8 comments on “The Best Lightweight Bear Canisters for Backpacking

  1. This is super useful! When I looked some of these up, some weren’t national park approved… might be nice to add this info!

    1. Thanks for dropping us a line! We mentioned that the Ursack isn’t approved everywhere but that is the same for the Frontiersman. Thanks for the note!

  2. Hi Kristen, I have never used a bear canister before. For extra safety, would it be recommended to hang the canister in a tree or are they so tough that it would be unnecessary?

    1. Hi James, some people do take the precaution of storing their bear canister in a tree but generally, it isn’t necessary.

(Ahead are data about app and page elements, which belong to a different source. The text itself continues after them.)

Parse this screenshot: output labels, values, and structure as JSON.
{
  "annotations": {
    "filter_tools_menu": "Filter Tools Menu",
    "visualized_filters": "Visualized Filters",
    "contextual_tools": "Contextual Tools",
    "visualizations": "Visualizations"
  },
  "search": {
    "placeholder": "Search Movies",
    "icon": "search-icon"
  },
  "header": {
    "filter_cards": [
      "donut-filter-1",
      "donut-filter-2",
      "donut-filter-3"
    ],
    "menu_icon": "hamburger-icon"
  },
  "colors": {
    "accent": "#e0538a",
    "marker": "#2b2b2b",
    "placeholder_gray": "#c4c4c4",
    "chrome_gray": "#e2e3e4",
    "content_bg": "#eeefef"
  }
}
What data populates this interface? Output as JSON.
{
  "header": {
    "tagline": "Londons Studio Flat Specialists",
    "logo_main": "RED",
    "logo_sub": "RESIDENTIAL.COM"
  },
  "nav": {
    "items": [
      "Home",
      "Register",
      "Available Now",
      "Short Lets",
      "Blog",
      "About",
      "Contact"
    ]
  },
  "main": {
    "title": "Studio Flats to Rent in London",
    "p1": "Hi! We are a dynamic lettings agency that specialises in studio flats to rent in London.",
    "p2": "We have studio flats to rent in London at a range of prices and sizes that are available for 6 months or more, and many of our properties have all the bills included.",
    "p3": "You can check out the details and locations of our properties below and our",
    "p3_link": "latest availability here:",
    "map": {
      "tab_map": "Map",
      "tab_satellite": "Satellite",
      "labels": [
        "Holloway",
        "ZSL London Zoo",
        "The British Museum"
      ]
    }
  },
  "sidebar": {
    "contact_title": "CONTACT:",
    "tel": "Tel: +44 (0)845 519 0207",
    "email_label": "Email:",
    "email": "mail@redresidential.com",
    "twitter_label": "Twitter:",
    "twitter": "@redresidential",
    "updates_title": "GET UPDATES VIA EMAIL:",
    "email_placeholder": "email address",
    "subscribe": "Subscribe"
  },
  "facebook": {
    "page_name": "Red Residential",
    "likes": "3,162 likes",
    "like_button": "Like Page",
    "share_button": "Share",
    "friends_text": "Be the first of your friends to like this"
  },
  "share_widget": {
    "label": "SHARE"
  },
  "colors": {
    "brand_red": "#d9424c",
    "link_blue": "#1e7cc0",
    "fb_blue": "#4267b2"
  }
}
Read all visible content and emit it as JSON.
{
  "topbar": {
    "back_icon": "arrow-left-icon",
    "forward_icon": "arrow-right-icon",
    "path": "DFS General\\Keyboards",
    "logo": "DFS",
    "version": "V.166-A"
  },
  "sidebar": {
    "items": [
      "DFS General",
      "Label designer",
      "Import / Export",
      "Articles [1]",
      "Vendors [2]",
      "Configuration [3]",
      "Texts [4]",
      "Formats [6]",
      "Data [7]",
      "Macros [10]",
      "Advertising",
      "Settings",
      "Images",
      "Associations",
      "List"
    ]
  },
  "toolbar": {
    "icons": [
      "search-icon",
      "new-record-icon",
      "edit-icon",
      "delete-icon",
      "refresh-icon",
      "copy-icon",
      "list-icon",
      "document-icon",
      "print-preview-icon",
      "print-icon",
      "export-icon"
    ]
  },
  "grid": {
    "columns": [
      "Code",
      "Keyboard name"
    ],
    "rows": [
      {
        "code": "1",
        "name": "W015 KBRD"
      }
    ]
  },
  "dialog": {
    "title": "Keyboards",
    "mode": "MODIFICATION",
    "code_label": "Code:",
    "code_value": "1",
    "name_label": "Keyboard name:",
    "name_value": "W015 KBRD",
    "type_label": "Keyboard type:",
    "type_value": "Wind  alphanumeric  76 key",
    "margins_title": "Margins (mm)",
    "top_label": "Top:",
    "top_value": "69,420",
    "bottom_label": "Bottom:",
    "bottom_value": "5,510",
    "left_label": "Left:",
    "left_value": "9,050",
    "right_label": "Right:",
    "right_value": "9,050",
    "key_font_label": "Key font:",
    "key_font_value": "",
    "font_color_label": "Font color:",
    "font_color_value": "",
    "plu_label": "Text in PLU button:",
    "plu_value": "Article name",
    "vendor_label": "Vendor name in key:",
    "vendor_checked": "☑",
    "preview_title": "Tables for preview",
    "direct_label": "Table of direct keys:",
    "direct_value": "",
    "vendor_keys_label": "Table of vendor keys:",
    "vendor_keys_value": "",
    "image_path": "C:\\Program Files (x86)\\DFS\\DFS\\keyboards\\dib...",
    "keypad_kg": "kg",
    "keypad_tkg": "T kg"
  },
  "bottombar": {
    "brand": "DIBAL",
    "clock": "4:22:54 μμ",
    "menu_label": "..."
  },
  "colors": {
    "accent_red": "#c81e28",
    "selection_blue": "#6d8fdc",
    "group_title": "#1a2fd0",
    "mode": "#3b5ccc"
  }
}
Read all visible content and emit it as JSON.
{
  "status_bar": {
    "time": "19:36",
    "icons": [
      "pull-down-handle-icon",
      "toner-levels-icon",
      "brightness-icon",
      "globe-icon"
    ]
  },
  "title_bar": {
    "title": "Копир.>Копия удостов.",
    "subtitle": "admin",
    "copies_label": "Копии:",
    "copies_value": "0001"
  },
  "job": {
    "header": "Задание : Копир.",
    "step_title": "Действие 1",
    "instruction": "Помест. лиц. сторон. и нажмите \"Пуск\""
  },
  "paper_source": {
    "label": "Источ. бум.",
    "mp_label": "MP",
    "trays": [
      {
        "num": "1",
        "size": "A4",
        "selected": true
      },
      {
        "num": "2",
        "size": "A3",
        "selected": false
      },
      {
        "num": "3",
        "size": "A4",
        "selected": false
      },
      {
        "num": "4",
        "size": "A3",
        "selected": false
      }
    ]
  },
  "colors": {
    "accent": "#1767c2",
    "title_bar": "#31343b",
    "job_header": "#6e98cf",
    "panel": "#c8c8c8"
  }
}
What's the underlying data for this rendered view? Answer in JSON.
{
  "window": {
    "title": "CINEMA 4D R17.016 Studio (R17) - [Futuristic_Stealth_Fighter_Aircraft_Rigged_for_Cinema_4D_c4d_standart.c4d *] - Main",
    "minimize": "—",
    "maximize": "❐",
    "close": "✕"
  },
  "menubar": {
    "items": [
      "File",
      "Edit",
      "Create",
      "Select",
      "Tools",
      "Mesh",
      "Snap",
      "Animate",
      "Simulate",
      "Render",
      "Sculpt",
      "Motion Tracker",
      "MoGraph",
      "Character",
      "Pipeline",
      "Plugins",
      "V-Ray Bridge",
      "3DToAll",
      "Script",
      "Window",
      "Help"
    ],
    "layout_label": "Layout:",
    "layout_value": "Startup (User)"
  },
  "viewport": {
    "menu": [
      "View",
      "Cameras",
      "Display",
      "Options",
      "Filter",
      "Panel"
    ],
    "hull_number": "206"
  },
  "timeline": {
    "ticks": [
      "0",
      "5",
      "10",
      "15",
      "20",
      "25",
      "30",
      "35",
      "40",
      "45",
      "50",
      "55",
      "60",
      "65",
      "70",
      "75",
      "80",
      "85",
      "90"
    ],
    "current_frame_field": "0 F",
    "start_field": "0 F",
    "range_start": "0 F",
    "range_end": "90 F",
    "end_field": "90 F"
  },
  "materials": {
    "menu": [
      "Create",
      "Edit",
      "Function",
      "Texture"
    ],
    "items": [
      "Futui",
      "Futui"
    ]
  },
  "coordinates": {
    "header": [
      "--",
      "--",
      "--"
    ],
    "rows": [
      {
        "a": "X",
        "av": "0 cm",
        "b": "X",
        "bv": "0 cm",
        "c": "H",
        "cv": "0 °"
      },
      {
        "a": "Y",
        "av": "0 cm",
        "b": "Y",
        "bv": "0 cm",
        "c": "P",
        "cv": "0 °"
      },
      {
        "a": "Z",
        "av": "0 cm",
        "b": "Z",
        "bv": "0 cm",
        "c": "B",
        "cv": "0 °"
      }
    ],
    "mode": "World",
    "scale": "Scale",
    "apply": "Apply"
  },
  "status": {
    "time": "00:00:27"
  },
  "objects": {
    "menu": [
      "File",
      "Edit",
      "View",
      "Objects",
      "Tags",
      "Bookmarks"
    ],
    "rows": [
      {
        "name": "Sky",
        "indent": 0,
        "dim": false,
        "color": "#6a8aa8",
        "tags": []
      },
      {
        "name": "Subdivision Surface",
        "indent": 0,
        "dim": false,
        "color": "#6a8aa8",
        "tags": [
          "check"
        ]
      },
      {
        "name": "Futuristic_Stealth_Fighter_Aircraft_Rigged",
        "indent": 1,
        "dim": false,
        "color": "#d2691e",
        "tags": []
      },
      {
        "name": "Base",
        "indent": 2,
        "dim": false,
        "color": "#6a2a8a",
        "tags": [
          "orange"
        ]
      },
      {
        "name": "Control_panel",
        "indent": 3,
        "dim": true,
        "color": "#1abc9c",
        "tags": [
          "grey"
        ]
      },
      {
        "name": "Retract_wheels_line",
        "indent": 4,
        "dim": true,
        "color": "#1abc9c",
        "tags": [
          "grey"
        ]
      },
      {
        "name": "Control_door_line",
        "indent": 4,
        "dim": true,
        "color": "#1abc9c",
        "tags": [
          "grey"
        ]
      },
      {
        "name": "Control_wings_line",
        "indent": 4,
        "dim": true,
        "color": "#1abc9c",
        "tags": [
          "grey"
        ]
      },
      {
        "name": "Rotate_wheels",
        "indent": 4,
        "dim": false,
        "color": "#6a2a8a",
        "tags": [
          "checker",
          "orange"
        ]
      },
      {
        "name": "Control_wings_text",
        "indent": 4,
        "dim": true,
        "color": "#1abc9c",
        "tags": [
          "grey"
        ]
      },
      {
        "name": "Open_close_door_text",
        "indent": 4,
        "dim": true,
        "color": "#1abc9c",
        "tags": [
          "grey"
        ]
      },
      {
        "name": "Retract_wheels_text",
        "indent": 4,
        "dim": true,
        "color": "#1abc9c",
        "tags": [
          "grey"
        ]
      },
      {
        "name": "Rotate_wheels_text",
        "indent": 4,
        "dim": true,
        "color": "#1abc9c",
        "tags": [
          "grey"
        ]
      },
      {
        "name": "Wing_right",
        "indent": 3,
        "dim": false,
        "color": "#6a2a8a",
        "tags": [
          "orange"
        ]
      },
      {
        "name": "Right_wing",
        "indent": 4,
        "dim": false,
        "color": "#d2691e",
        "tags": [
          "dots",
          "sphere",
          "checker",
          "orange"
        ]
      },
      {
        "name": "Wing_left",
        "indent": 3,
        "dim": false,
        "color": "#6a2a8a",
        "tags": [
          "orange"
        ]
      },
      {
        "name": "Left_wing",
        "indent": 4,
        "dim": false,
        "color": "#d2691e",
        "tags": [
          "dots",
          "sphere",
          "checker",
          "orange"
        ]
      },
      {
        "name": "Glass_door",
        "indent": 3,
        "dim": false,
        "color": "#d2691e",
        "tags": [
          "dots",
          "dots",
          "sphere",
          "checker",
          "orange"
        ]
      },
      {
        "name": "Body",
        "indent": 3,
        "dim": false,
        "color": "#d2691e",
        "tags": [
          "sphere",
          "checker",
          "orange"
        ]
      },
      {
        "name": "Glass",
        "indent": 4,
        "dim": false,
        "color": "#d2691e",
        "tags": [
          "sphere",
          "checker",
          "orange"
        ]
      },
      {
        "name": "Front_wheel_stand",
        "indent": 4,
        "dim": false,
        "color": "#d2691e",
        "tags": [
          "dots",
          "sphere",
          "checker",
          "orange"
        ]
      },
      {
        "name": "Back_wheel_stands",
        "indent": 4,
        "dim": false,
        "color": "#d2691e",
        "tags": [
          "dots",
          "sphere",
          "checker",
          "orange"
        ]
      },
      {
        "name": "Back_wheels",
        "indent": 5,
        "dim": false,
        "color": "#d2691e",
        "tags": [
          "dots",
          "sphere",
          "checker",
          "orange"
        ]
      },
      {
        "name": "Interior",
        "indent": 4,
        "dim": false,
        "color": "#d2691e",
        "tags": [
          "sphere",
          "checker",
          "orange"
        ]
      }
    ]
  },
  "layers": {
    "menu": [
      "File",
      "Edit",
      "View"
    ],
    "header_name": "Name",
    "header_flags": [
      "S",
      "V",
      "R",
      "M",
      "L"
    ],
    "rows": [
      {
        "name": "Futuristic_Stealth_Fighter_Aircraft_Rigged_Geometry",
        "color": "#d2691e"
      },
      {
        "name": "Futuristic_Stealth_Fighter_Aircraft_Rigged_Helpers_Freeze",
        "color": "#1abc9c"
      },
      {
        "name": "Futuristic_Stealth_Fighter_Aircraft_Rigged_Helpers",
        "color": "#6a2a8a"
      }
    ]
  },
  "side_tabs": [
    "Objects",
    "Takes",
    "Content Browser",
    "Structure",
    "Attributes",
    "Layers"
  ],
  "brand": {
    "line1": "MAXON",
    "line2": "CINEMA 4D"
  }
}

I would inquire specifically to the area you are going to. Check in with a local forest station or rangers to see what common practice & recommend practice in the area is. Have fun out there!

  3. The link for the Wild Ideas – the Weekender canister leads to an error 404. I am going to the Catskills at the end of April and have been recommended to buy a 2-way radio and a bear bag (or even a rodent bag) to make the weekend safer. Thanks for the article. As a southern girl, the worst we typically deal with would be deer and raccoons.

    1. Thanks for catching that Janille! The link is updated. Have a great (and safe) time in the Catskills!

Leave a comment

You can leave a comment, but you wont be able to add any links.

* You can not add any links to your comment as was previously mentioned above